Data records
>>>>

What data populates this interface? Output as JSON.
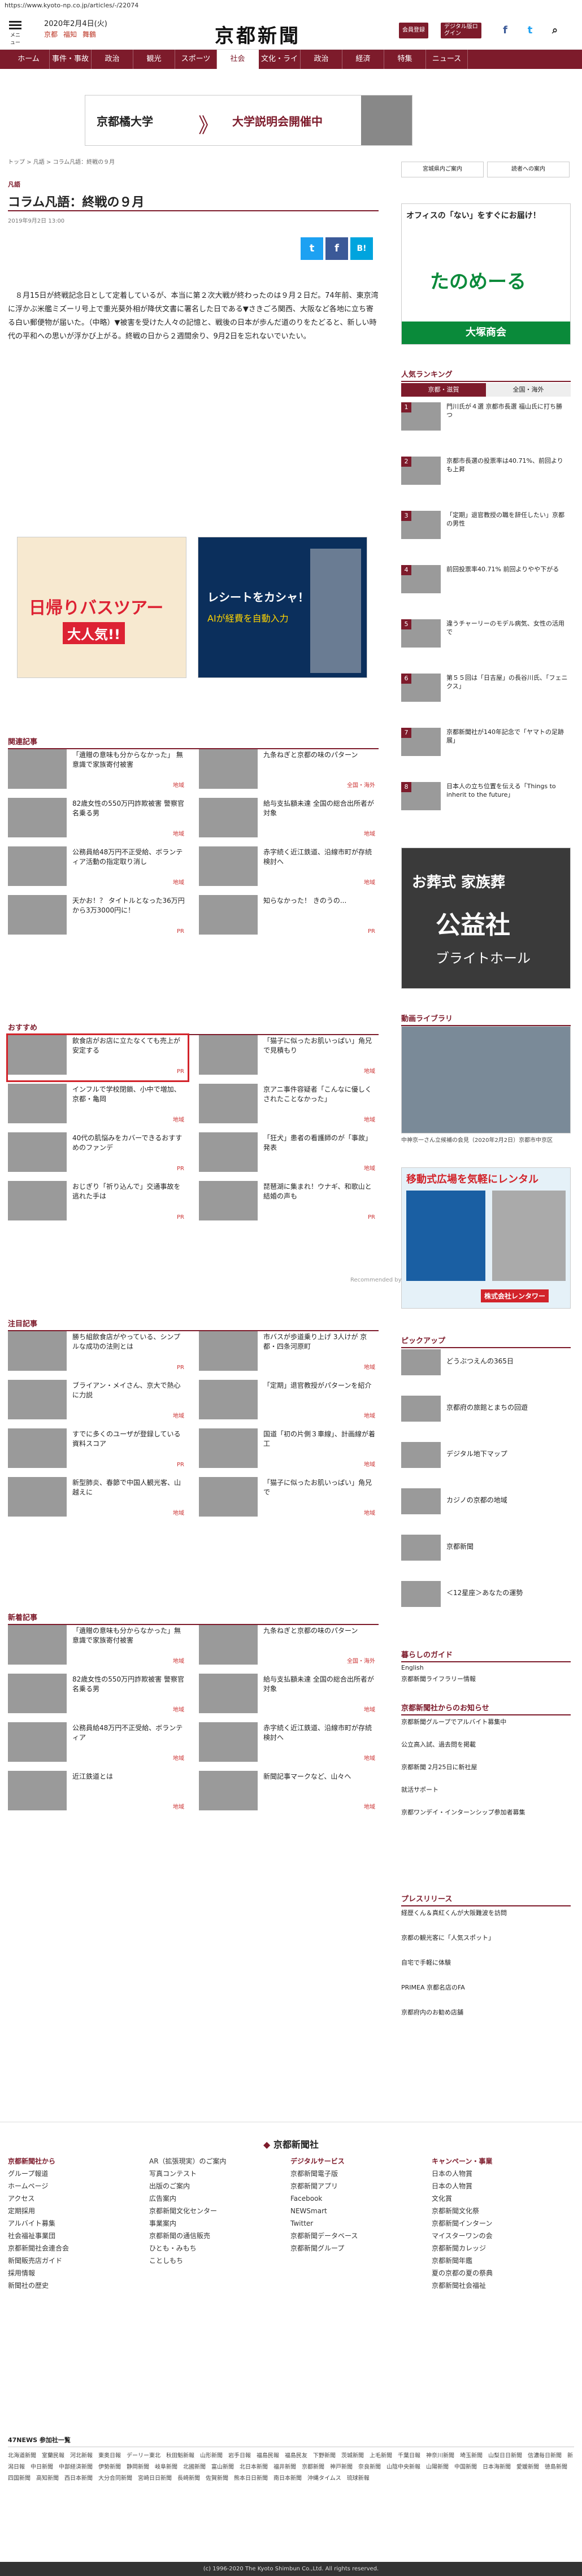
{
  "browser": {
    "url": "https://www.kyoto-np.co.jp/articles/-/22074"
  },
  "header": {
    "menu_label": "メニュー",
    "date": "2020年2月4日(火)",
    "weather": [
      "京都",
      "福知",
      "舞鶴",
      "久御"
    ],
    "logo": "京都新聞",
    "btn_member": "会員登録",
    "btn_digital": "デジタル版ログイン",
    "social": [
      "f",
      "t",
      "facebook-icon",
      "twitter-icon"
    ]
  },
  "nav": [
    "ホーム",
    "事件・事故",
    "政治",
    "観光",
    "スポーツ",
    "社会",
    "文化・ライフ",
    "政治",
    "経済",
    "特集",
    "ニュース"
  ],
  "ad_top": {
    "brand": "京都橘大学",
    "text": "大学説明会開催中"
  },
  "breadcrumb": "トップ > 凡語 > コラム凡語：終戦の９月",
  "section": "凡語",
  "article": {
    "title": "コラム凡語：終戦の９月",
    "date": "2019年9月2日 13:00",
    "body": "８月15日が終戦記念日として定着しているが、本当に第２次大戦が終わったのは９月２日だ。74年前、東京湾に浮かぶ米艦ミズーリ号上で重光葵外相が降伏文書に署名した日である▼さきごろ関西、大阪など各地に立ち寄る白い郵便物が届いた。（中略）▼被害を受けた人々の記憶と、戦後の日本が歩んだ道のりをたどると、新しい時代の平和への思いが浮かび上がる。終戦の日から２週間余り、9月2日を忘れないでいたい。"
  },
  "share": {
    "twitter": "t",
    "facebook": "f",
    "hatena": "B!"
  },
  "ad_mid": [
    {
      "title": "日帰りバスツアー",
      "sub": "大人気!!"
    },
    {
      "title": "レシートをカシャ！",
      "sub": "AIが経費を自動入力"
    }
  ],
  "related": {
    "heading": "関連記事",
    "items": [
      {
        "text": "「遺贈の意味も分からなかった」 無意識で家族寄付被害",
        "cat": "地域"
      },
      {
        "text": "九条ねぎと京都の味のパターン",
        "cat": "全国・海外"
      },
      {
        "text": "82歳女性の550万円詐欺被害 警察官名乗る男",
        "cat": "地域"
      },
      {
        "text": "給与支払額未達 全国の総合出所者が対象",
        "cat": "地域"
      },
      {
        "text": "公務員給48万円不正受給、ボランティア活動の指定取り消し",
        "cat": "地域"
      },
      {
        "text": "赤字続く近江鉄道、沿線市町が存続検討へ",
        "cat": "地域"
      },
      {
        "text": "天かお！？ タイトルとなった36万円から3万3000円に！",
        "cat": "PR"
      },
      {
        "text": "知らなかった！ きのうの...",
        "cat": "PR"
      }
    ]
  },
  "recommend": {
    "heading": "おすすめ",
    "items": [
      {
        "text": "飲食店がお店に立たなくても売上が安定する",
        "cat": "PR"
      },
      {
        "text": "「猫子に似ったお肌いっぱい」角兄で見積もり",
        "cat": "地域"
      },
      {
        "text": "インフルで学校閉鎖、小中で増加、京都・亀岡",
        "cat": "地域"
      },
      {
        "text": "京アニ事件容疑者「こんなに優しくされたことなかった」",
        "cat": "地域"
      },
      {
        "text": "40代の肌悩みをカバーできるおすすめのファンデ",
        "cat": "PR"
      },
      {
        "text": "「狂犬」患者の看護師のが「事故」発表",
        "cat": "地域"
      },
      {
        "text": "おじぎり「祈り込んで」交通事故を逃れた手は",
        "cat": "PR"
      },
      {
        "text": "琵琶湖に集まれ！ウナギ、和歌山と結婚の声も",
        "cat": "PR"
      }
    ]
  },
  "notable": {
    "heading": "注目記事",
    "items": [
      {
        "text": "勝ち組飲食店がやっている、シンプルな成功の法則とは",
        "cat": "PR"
      },
      {
        "text": "市バスが歩道乗り上げ 3人けが 京都・四条河原町",
        "cat": "地域"
      },
      {
        "text": "ブライアン・メイさん、京大で熱心に力説",
        "cat": "地域"
      },
      {
        "text": "「定期」退官教授がパターンを紹介",
        "cat": "地域"
      },
      {
        "text": "すでに多くのユーザが登録している資料スコア",
        "cat": "PR"
      },
      {
        "text": "国道「初の片側３車線」、計画線が着工",
        "cat": "地域"
      },
      {
        "text": "新型肺炎、春節で中国人観光客、山越えに",
        "cat": "地域"
      },
      {
        "text": "「猫子に似ったお肌いっぱい」角兄で",
        "cat": "地域"
      }
    ]
  },
  "newest": {
    "heading": "新着記事",
    "items": [
      {
        "text": "「遺贈の意味も分からなかった」無意識で家族寄付被害",
        "cat": "地域"
      },
      {
        "text": "九条ねぎと京都の味のパターン",
        "cat": "全国・海外"
      },
      {
        "text": "82歳女性の550万円詐欺被害 警察官名乗る男",
        "cat": "地域"
      },
      {
        "text": "給与支払額未達 全国の総合出所者が対象",
        "cat": "地域"
      },
      {
        "text": "公務員給48万円不正受給、ボランティア",
        "cat": "地域"
      },
      {
        "text": "赤字続く近江鉄道、沿線市町が存続検討へ",
        "cat": "地域"
      },
      {
        "text": "近江鉄道とは",
        "cat": "地域"
      },
      {
        "text": "新聞記事マークなど、山々へ",
        "cat": "地域"
      }
    ]
  },
  "side": {
    "ad1": {
      "title": "オフィスの「ない」をすぐにお届け！",
      "brand": "たのめーる",
      "sub": "大塚商会"
    },
    "ranking_heading": "人気ランキング",
    "ranking_tabs": [
      "京都・滋賀",
      "全国・海外"
    ],
    "ranking": [
      {
        "n": "1",
        "text": "門川氏が４選 京都市長選 福山氏に打ち勝つ"
      },
      {
        "n": "2",
        "text": "京都市長選の投票率は40.71%、前回よりも上昇"
      },
      {
        "n": "3",
        "text": "「定期」退官教授の職を辞任したい」京都の男性"
      },
      {
        "n": "4",
        "text": "前回投票率40.71% 前回よりやや下がる"
      },
      {
        "n": "5",
        "text": "違うチャーリーのモデル病気、女性の活用で"
      },
      {
        "n": "6",
        "text": "第５５回は「日吉屋」の長谷川氏、「フェニクス」"
      },
      {
        "n": "7",
        "text": "京都新聞社が140年記念で「ヤマトの足跡展」"
      },
      {
        "n": "8",
        "text": "日本人の立ち位置を伝える「Things to inherit to the future」"
      }
    ],
    "ad2": {
      "title": "お葬式 家族葬",
      "brand": "公益社",
      "sub": "ブライトホール"
    },
    "photo_heading": "動画ライブラリ",
    "photo_caption": "中神京一さん立候補の会見（2020年2月2日）京都市中京区",
    "ad3": {
      "title": "移動式広場を気軽にレンタル",
      "brand": "株式会社レンタワー"
    },
    "pickup_heading": "ピックアップ",
    "pickup": [
      "どうぶつえんの365日",
      "京都府の旅館とまちの回遊",
      "デジタル地下マップ",
      "カジノの京都の地域",
      "京都新聞",
      "＜12星座＞あなたの運勢"
    ],
    "guide_heading": "暮らしのガイド",
    "guide": [
      "English",
      "京都新聞ライフラリー情報"
    ],
    "notice_heading": "京都新聞社からのお知らせ",
    "notice": [
      "京都新聞グループでアルバイト募集中",
      "公立高入試、過去問を掲載",
      "京都新聞 2月25日に新社屋",
      "就活サポート",
      "京都ワンデイ・インターンシップ参加者募集"
    ],
    "press_heading": "プレスリリース",
    "press": [
      "経歴くん＆真紅くんが大阪難波を訪問",
      "京都の観光客に「人気スポット」",
      "自宅で手軽に体験",
      "PRIMEA 京都名店のFA",
      "京都府内のお勧め店舗"
    ]
  },
  "footer_logo": "京都新聞社",
  "footer_cols": [
    {
      "h": "京都新聞社から",
      "items": [
        "グループ報道",
        "ホームページ",
        "アクセス",
        "定期採用",
        "アルバイト募集",
        "社会福祉事業団",
        "京都新聞社会連合会",
        "新聞販売店ガイド",
        "採用情報",
        "新聞社の歴史"
      ]
    },
    {
      "h": "",
      "items": [
        "AR（拡張現実）のご案内",
        "写真コンテスト",
        "出版のご案内",
        "広告案内",
        "京都新聞文化センター",
        "事業案内",
        "京都新聞の通信販売",
        "ひとも・みもち",
        "ことしもち"
      ]
    },
    {
      "h": "デジタルサービス",
      "items": [
        "京都新聞電子版",
        "京都新聞アプリ",
        "Facebook",
        "NEWSmart",
        "Twitter",
        "京都新聞データベース",
        "京都新聞グループ"
      ]
    },
    {
      "h": "キャンペーン・事業",
      "items": [
        "日本の人物賞",
        "日本の人物賞",
        "文化賞",
        "京都新聞文化祭",
        "京都新聞インターン",
        "マイスターワンの会",
        "京都新聞カレッジ",
        "京都新聞年鑑",
        "夏の京都の夏の祭典",
        "京都新聞社会福祉"
      ]
    }
  ],
  "news_partners": {
    "heading": "47NEWS 参加社一覧",
    "list": [
      "北海道新聞",
      "室蘭民報",
      "河北新報",
      "東奥日報",
      "デーリー東北",
      "秋田魁新報",
      "山形新聞",
      "岩手日報",
      "福島民報",
      "福島民友",
      "下野新聞",
      "茨城新聞",
      "上毛新聞",
      "千葉日報",
      "神奈川新聞",
      "埼玉新聞",
      "山梨日日新聞",
      "信濃毎日新聞",
      "新潟日報",
      "中日新聞",
      "中部経済新聞",
      "伊勢新聞",
      "静岡新聞",
      "岐阜新聞",
      "北國新聞",
      "富山新聞",
      "北日本新聞",
      "福井新聞",
      "京都新聞",
      "神戸新聞",
      "奈良新聞",
      "山陰中央新報",
      "山陽新聞",
      "中国新聞",
      "日本海新聞",
      "愛媛新聞",
      "徳島新聞",
      "四国新聞",
      "高知新聞",
      "西日本新聞",
      "大分合同新聞",
      "宮崎日日新聞",
      "長崎新聞",
      "佐賀新聞",
      "熊本日日新聞",
      "南日本新聞",
      "沖縄タイムス",
      "琉球新報"
    ]
  },
  "copyright": "(c) 1996-2020 The Kyoto Shimbun Co.,Ltd. All rights reserved.",
  "colors": {
    "brand": "#7d1b2b",
    "twitter": "#1da1f2",
    "facebook": "#3b5998",
    "hatena": "#00a4de"
  }
}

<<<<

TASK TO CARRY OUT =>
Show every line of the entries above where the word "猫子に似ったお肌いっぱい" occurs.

SOLUTION TO THIS EXERCISE =>
        "text": "「猫子に似ったお肌いっぱい」角兄で見積もり",
        "text": "「猫子に似ったお肌いっぱい」角兄で",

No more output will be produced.